*Exercise details*. Copy all lines containing the string "Specify" from the records below.

--------------------------------------------------

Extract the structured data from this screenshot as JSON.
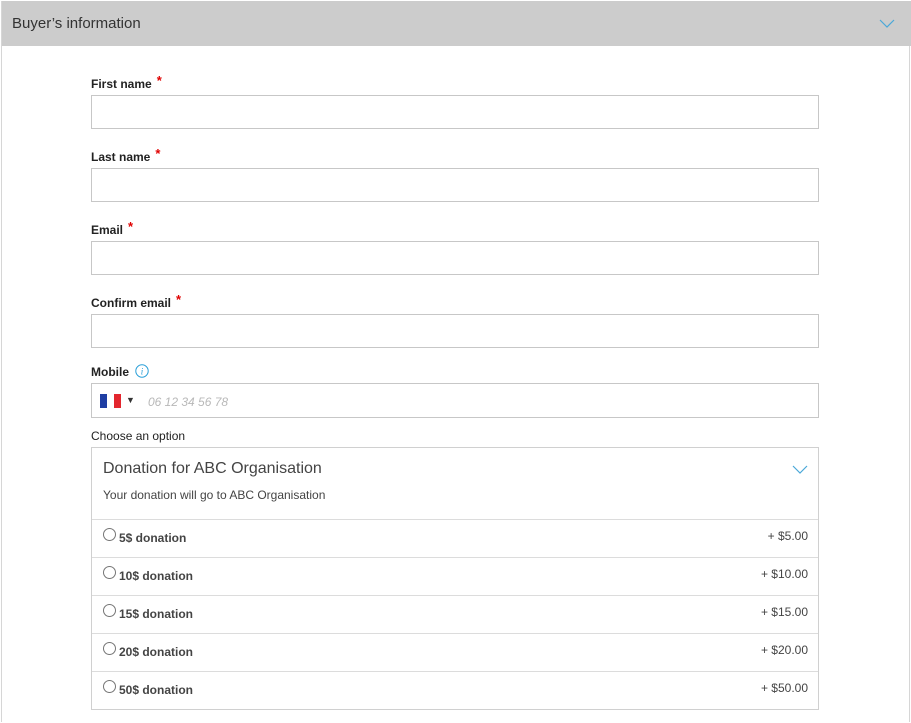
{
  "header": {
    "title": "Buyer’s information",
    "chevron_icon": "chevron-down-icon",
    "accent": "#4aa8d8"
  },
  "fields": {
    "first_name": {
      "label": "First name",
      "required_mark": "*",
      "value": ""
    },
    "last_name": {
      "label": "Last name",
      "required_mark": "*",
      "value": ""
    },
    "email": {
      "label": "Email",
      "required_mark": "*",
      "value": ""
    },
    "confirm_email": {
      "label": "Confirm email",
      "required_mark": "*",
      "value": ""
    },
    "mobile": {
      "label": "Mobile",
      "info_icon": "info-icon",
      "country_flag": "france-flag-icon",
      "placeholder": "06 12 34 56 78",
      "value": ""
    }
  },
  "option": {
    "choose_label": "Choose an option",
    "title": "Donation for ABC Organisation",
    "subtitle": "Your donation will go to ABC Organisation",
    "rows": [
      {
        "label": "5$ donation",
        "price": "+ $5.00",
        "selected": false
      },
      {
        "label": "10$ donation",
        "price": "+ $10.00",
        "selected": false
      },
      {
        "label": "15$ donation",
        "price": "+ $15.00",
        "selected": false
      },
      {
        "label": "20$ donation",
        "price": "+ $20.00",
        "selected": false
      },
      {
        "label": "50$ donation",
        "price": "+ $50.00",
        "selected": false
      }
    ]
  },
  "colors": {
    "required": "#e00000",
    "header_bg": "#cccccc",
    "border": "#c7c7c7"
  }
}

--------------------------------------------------

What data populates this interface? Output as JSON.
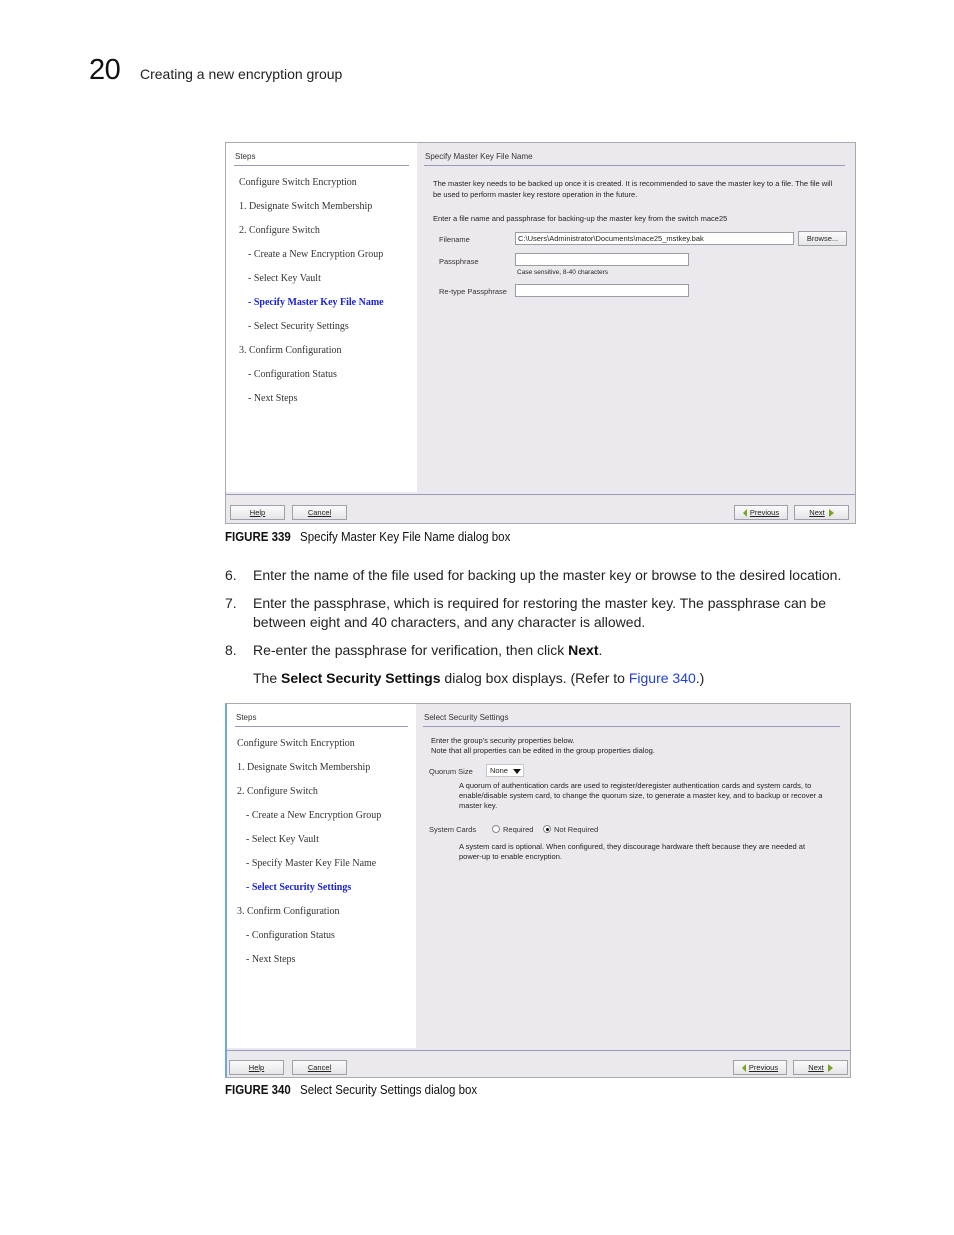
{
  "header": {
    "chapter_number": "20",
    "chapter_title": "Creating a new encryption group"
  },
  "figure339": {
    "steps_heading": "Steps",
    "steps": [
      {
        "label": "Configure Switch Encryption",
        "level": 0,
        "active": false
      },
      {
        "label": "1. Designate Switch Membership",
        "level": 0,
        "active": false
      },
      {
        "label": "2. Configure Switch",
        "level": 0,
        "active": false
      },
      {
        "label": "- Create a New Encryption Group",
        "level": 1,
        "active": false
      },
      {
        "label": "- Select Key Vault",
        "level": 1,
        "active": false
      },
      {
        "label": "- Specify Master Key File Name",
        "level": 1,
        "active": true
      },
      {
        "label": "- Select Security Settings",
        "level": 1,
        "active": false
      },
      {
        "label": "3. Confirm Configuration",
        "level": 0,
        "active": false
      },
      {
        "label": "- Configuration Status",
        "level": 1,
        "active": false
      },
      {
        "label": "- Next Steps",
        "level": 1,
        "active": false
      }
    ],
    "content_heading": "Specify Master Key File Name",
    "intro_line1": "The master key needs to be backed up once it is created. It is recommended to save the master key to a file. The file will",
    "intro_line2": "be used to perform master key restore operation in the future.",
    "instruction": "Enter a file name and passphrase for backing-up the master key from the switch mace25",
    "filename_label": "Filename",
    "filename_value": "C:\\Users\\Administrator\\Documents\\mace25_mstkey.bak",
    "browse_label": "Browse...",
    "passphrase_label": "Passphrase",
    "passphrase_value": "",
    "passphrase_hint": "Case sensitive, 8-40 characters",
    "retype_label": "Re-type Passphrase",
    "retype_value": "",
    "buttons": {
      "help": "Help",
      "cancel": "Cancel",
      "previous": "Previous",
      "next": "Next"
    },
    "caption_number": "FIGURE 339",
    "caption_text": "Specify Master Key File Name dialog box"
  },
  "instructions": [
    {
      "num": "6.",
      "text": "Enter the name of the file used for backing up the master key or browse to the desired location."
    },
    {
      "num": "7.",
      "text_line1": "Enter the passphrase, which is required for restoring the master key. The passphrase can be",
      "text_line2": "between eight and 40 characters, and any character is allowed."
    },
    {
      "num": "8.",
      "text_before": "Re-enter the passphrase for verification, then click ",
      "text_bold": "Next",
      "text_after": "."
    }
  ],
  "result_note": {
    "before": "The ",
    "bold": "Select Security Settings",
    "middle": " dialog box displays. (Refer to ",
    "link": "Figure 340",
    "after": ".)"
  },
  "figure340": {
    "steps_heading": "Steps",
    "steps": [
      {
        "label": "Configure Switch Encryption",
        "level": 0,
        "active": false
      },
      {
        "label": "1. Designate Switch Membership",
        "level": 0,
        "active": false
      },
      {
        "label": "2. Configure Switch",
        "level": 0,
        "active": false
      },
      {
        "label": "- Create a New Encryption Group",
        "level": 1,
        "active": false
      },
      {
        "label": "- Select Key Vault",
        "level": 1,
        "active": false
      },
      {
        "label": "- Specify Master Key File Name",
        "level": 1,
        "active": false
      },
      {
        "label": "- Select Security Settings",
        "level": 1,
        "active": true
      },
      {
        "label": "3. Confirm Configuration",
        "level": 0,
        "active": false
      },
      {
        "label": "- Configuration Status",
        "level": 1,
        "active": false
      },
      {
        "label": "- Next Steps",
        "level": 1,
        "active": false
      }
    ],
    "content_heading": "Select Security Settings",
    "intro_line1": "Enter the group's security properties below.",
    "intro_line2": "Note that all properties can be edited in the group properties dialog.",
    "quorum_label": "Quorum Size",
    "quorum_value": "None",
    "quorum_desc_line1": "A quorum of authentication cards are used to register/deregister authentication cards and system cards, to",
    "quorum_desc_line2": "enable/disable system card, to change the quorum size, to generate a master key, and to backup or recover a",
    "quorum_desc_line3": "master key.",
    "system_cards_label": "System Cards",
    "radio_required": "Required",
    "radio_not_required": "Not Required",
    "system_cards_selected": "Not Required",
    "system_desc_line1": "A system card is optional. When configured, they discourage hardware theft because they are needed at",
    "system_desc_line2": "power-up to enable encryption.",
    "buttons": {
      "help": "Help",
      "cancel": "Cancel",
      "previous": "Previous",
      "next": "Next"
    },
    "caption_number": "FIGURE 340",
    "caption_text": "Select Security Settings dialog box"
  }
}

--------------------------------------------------

*Response below*.
        "label": "- Specify Master Key File Name",
    "content_heading": "Specify Master Key File Name",
    "caption_text": "Specify Master Key File Name dialog box"
        "label": "- Specify Master Key File Name",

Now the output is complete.